WHAT YOU ARE ASKED TO DO: Without the pictures, reproduce the entries below exactly.

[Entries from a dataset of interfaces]
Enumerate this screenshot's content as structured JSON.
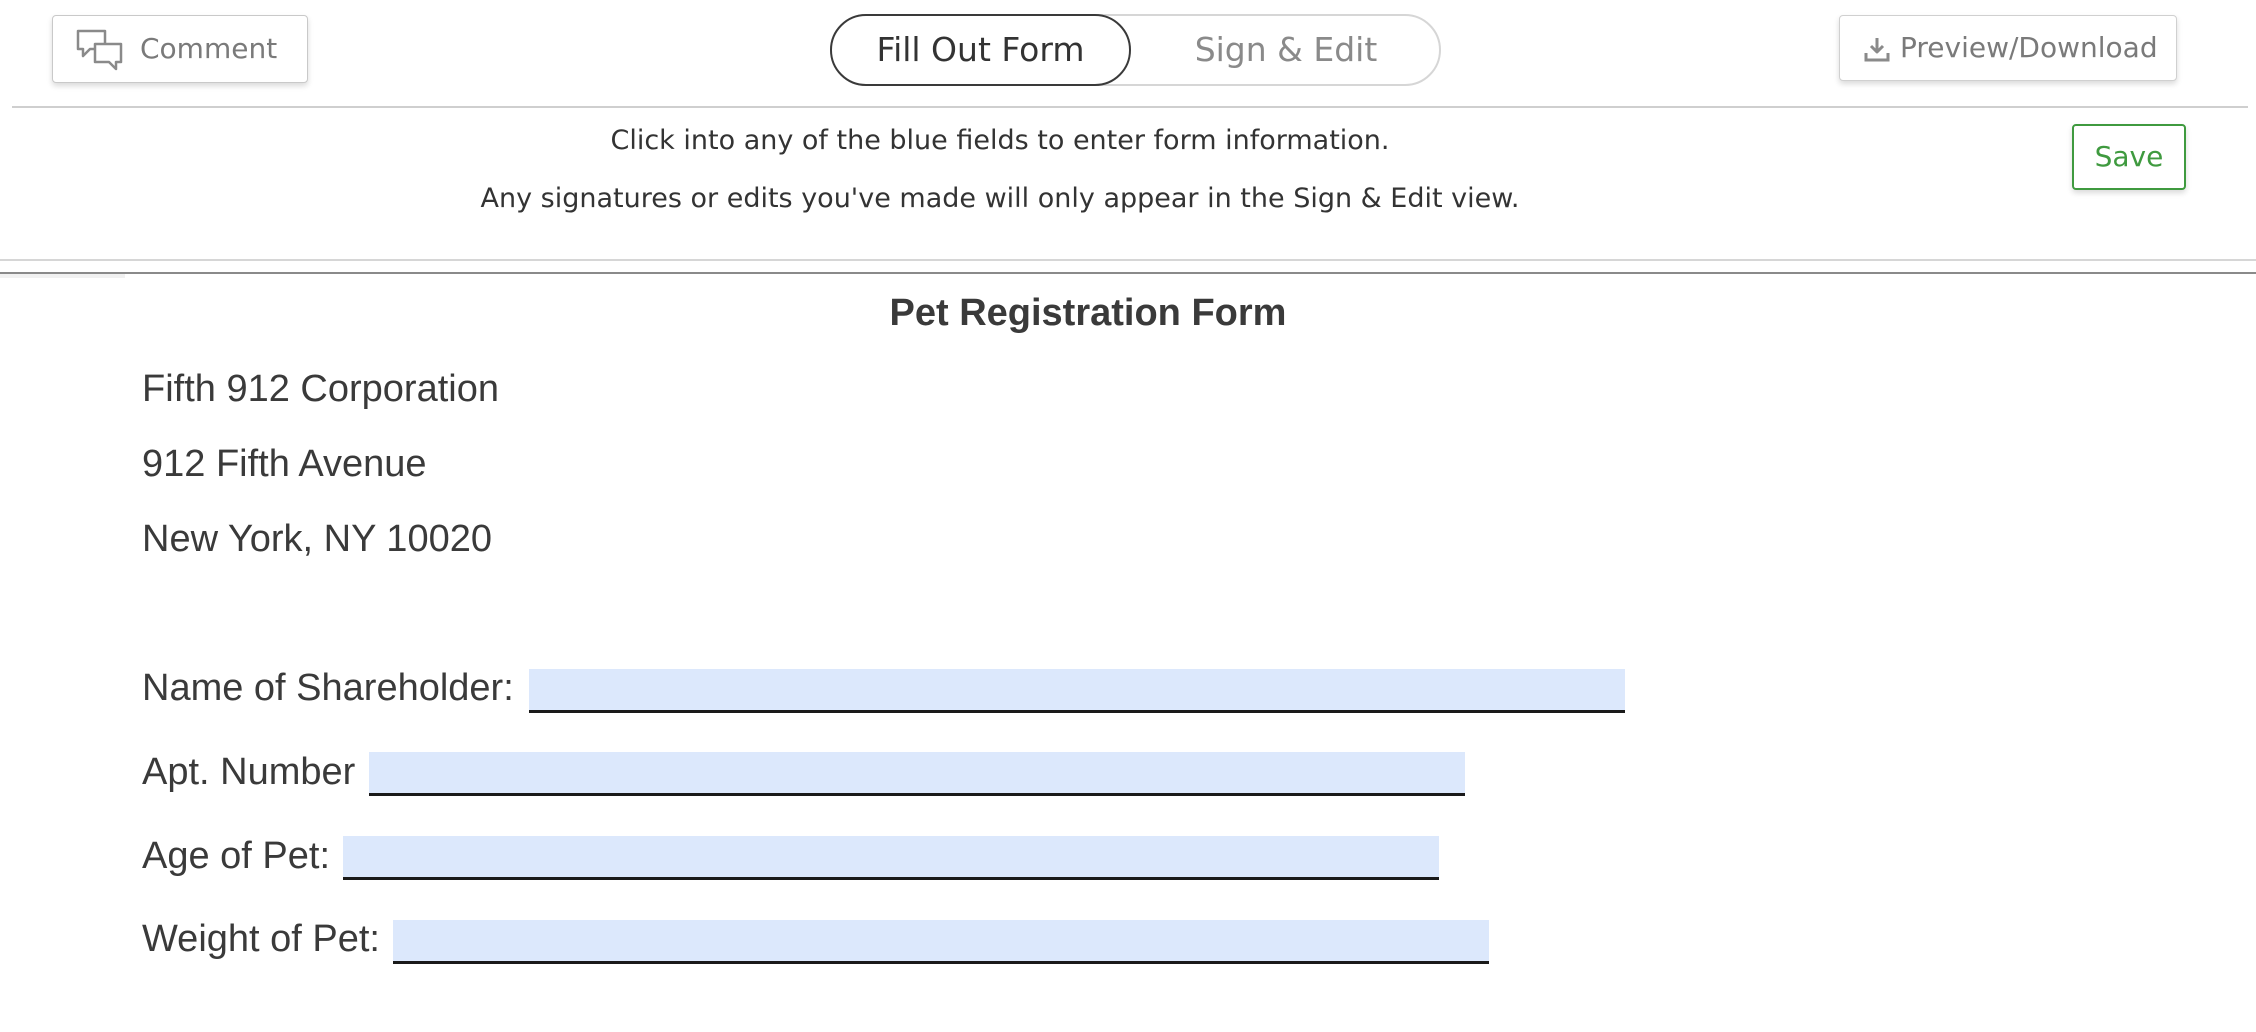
{
  "toolbar": {
    "comment_label": "Comment",
    "mode_active": "Fill Out Form",
    "mode_inactive": "Sign & Edit",
    "preview_label": "Preview/Download"
  },
  "info": {
    "line1": "Click into any of the blue fields to enter form information.",
    "line2": "Any signatures or edits you've made will only appear in the Sign & Edit view.",
    "save_label": "Save"
  },
  "document": {
    "title": "Pet Registration Form",
    "address": [
      "Fifth 912 Corporation",
      "912 Fifth Avenue",
      "New York, NY 10020"
    ],
    "fields": [
      {
        "label": "Name of Shareholder:",
        "value": ""
      },
      {
        "label": "Apt. Number",
        "value": ""
      },
      {
        "label": "Age of Pet:",
        "value": ""
      },
      {
        "label": "Weight of Pet:",
        "value": ""
      }
    ]
  },
  "colors": {
    "field_fill": "#dce8fc",
    "save_accent": "#3f9a3f"
  },
  "icons": {
    "comment": "speech-bubbles-icon",
    "preview": "download-icon"
  }
}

OUTPUT FOR THIS EXERCISE:
Enumerate this screenshot's content as structured JSON.
{
  "toolbar": {
    "comment_label": "Comment",
    "mode_active": "Fill Out Form",
    "mode_inactive": "Sign & Edit",
    "preview_label": "Preview/Download"
  },
  "info": {
    "line1": "Click into any of the blue fields to enter form information.",
    "line2": "Any signatures or edits you've made will only appear in the Sign & Edit view.",
    "save_label": "Save"
  },
  "document": {
    "title": "Pet Registration Form",
    "address": [
      "Fifth 912 Corporation",
      "912 Fifth Avenue",
      "New York, NY 10020"
    ],
    "fields": [
      {
        "label": "Name of Shareholder:",
        "value": ""
      },
      {
        "label": "Apt. Number",
        "value": ""
      },
      {
        "label": "Age of Pet:",
        "value": ""
      },
      {
        "label": "Weight of Pet:",
        "value": ""
      }
    ]
  },
  "colors": {
    "field_fill": "#dce8fc",
    "save_accent": "#3f9a3f"
  },
  "icons": {
    "comment": "speech-bubbles-icon",
    "preview": "download-icon"
  }
}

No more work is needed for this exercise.